When I was at the Northwest Chocolate Festival a few weeks ago there was a seminar in which exactly this question was put to a panel of industry insiders: how can we get chocolate priced along more of a spectrum, like wine? Of course “like wine”. Always “like wine”. And of course everyone proceeded to talk about how great it was that wine could sell for $10 or for $5,000 and how chocolate needed to be and deserved to be more like this. Which led to the inescapable (and in my opinion completely erroneous) view that the business model for chocolate had to be more like the one used for wine. Nobody of course had any idea how to make that happen, but it seemed as if everyone agreed that this was the goal.
But in my view this is not going to happen, because wine has a unique culture that cannot be and will not be replicated by chocolate. That’s the bad news. The good news is that there is already a business model that could serve as a nearly perfect blueprint for how to move the chocolate industry forward, and it CAN be replicated by the chocolate industry.
You want a way forward?

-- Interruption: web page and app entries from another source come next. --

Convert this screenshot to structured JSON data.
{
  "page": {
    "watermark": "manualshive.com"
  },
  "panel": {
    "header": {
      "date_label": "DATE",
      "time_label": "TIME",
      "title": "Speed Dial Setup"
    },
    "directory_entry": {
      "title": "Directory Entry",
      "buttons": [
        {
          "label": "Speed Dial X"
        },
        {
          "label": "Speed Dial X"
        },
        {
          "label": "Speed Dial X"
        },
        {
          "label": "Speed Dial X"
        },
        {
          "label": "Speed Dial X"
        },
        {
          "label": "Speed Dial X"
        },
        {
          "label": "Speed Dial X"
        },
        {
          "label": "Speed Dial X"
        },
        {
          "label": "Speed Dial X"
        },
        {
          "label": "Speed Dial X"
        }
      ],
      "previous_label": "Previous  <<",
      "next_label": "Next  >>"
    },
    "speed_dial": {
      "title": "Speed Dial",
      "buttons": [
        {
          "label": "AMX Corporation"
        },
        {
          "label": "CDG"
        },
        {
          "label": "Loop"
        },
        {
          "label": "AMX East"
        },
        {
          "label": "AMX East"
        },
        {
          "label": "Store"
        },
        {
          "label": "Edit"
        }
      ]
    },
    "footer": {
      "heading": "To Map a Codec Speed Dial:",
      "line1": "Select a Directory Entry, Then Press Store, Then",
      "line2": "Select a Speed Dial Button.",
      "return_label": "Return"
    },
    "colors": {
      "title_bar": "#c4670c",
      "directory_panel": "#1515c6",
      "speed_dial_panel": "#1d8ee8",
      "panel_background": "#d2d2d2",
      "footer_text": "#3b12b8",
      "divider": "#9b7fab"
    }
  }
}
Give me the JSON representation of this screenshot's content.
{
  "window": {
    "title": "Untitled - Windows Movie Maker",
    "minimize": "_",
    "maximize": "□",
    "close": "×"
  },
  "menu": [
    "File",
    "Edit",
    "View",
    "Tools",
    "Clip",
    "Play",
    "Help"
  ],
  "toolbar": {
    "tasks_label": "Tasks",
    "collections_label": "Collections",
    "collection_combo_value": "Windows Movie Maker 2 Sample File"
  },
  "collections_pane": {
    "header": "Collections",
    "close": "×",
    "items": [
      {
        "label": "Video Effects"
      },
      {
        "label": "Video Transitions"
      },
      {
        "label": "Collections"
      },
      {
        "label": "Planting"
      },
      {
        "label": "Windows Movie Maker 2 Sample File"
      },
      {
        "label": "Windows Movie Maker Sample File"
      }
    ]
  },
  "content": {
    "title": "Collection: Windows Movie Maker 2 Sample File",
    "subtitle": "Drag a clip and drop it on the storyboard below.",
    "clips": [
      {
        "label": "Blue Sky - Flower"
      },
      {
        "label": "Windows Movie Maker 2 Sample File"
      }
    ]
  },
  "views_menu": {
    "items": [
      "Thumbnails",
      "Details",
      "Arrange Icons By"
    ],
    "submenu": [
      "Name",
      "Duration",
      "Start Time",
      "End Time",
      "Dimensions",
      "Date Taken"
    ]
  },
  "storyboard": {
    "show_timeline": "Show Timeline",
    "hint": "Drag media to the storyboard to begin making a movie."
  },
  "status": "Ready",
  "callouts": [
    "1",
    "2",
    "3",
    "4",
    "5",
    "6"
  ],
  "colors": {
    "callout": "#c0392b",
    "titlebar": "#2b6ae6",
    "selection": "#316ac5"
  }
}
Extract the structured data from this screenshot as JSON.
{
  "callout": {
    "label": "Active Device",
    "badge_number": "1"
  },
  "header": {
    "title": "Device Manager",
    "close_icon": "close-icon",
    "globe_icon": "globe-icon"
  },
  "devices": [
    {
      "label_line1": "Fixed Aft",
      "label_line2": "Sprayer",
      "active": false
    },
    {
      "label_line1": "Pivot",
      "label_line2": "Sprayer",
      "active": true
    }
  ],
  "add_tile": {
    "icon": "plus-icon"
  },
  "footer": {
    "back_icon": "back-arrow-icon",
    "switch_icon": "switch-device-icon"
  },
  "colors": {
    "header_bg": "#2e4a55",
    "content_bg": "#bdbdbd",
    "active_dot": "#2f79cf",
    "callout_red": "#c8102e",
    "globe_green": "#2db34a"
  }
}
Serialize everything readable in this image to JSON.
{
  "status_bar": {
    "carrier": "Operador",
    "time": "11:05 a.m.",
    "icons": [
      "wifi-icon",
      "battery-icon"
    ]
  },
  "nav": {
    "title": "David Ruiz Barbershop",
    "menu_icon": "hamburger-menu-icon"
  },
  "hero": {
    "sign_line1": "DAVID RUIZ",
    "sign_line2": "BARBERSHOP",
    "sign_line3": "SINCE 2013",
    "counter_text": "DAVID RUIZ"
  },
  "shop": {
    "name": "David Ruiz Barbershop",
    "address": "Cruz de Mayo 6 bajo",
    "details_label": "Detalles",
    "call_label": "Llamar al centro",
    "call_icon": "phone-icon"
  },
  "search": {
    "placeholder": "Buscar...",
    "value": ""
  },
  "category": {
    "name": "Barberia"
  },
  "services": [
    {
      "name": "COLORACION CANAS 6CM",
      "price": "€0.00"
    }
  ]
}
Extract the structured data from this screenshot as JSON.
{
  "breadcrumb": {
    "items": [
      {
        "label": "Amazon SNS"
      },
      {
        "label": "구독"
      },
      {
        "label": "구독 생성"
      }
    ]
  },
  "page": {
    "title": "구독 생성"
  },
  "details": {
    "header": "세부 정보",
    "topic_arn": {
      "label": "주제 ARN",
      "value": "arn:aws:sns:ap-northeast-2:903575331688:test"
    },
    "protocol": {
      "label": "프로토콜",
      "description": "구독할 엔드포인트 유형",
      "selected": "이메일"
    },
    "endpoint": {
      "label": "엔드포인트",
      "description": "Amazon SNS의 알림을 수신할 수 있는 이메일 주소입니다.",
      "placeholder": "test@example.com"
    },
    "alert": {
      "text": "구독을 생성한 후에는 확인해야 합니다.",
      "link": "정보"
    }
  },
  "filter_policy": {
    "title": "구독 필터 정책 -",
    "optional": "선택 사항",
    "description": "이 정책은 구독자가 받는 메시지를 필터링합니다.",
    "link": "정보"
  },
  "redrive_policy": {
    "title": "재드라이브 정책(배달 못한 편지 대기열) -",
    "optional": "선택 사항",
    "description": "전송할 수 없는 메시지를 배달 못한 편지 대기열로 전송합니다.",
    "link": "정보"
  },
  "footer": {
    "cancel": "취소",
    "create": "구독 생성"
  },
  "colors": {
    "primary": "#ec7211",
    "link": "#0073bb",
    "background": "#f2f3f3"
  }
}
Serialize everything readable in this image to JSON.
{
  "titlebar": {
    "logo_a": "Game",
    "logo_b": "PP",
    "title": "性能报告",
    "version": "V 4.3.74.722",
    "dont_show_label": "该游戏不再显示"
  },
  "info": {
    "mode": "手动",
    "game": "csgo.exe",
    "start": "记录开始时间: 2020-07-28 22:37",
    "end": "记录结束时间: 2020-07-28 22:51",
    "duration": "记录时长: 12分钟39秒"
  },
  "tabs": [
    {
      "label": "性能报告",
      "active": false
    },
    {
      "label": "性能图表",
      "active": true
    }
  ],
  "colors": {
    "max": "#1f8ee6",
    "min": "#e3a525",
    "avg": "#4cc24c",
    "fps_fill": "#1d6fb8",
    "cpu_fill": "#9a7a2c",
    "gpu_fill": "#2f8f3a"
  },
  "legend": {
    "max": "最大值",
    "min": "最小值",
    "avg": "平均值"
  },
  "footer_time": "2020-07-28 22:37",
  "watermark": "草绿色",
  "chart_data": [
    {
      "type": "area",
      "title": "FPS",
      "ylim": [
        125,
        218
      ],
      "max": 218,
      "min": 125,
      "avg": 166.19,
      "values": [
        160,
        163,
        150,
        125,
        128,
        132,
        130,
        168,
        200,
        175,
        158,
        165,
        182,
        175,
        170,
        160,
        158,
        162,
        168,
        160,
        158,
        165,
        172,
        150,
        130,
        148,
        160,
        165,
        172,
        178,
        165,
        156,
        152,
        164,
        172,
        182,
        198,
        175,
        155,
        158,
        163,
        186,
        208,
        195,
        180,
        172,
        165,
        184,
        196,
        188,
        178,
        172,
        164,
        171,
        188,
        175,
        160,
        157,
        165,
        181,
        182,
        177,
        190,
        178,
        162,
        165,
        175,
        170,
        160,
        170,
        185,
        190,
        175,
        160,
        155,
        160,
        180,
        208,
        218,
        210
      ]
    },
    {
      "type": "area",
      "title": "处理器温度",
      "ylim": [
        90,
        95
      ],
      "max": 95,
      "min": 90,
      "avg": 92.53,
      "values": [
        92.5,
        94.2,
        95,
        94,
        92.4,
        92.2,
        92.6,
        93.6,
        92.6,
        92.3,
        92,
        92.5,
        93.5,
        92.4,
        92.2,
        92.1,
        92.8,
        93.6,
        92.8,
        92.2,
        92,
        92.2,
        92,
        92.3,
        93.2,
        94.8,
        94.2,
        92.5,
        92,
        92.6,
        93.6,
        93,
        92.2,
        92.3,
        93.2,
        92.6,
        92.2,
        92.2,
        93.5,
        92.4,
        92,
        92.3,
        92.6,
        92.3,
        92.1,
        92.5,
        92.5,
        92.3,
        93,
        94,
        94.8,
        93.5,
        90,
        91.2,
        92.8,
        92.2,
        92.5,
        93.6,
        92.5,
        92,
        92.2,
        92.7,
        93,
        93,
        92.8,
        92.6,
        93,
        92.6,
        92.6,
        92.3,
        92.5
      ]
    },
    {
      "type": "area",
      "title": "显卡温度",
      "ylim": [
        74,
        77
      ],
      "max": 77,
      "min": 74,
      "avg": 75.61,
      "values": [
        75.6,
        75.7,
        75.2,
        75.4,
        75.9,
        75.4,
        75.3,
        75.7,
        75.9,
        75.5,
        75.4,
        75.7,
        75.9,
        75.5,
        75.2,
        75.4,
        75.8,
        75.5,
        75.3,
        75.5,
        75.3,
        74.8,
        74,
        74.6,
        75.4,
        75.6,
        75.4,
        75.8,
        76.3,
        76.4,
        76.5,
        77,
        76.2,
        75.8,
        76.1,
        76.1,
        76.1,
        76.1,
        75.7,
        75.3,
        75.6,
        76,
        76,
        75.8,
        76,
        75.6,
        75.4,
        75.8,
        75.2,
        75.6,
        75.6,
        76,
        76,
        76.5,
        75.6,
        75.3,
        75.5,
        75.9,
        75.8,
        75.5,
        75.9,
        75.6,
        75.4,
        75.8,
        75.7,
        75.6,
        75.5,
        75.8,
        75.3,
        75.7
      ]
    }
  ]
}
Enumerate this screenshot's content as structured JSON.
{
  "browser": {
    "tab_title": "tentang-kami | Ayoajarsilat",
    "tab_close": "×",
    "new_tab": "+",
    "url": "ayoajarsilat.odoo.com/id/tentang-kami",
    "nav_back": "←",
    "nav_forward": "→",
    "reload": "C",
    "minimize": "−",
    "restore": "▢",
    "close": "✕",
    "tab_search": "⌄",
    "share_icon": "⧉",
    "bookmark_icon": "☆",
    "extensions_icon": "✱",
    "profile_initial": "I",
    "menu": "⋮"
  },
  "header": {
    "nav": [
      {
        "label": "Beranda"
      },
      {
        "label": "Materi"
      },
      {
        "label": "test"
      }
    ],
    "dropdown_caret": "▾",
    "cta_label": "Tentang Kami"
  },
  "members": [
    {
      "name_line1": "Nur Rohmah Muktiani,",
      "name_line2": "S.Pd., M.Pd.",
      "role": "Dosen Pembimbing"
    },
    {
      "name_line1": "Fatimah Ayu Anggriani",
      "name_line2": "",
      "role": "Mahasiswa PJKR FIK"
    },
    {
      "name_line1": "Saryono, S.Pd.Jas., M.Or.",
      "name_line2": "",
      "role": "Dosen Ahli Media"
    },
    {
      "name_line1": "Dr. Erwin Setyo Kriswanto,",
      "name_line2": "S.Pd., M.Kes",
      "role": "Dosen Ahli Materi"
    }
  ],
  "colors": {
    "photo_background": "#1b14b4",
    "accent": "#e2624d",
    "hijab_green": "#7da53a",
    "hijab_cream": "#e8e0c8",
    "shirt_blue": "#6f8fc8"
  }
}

You want a business model that will yield a profitable industry along with customers who will spend up to $50/ounce for chocolate? Quit thinking wine. Start thinking coffee.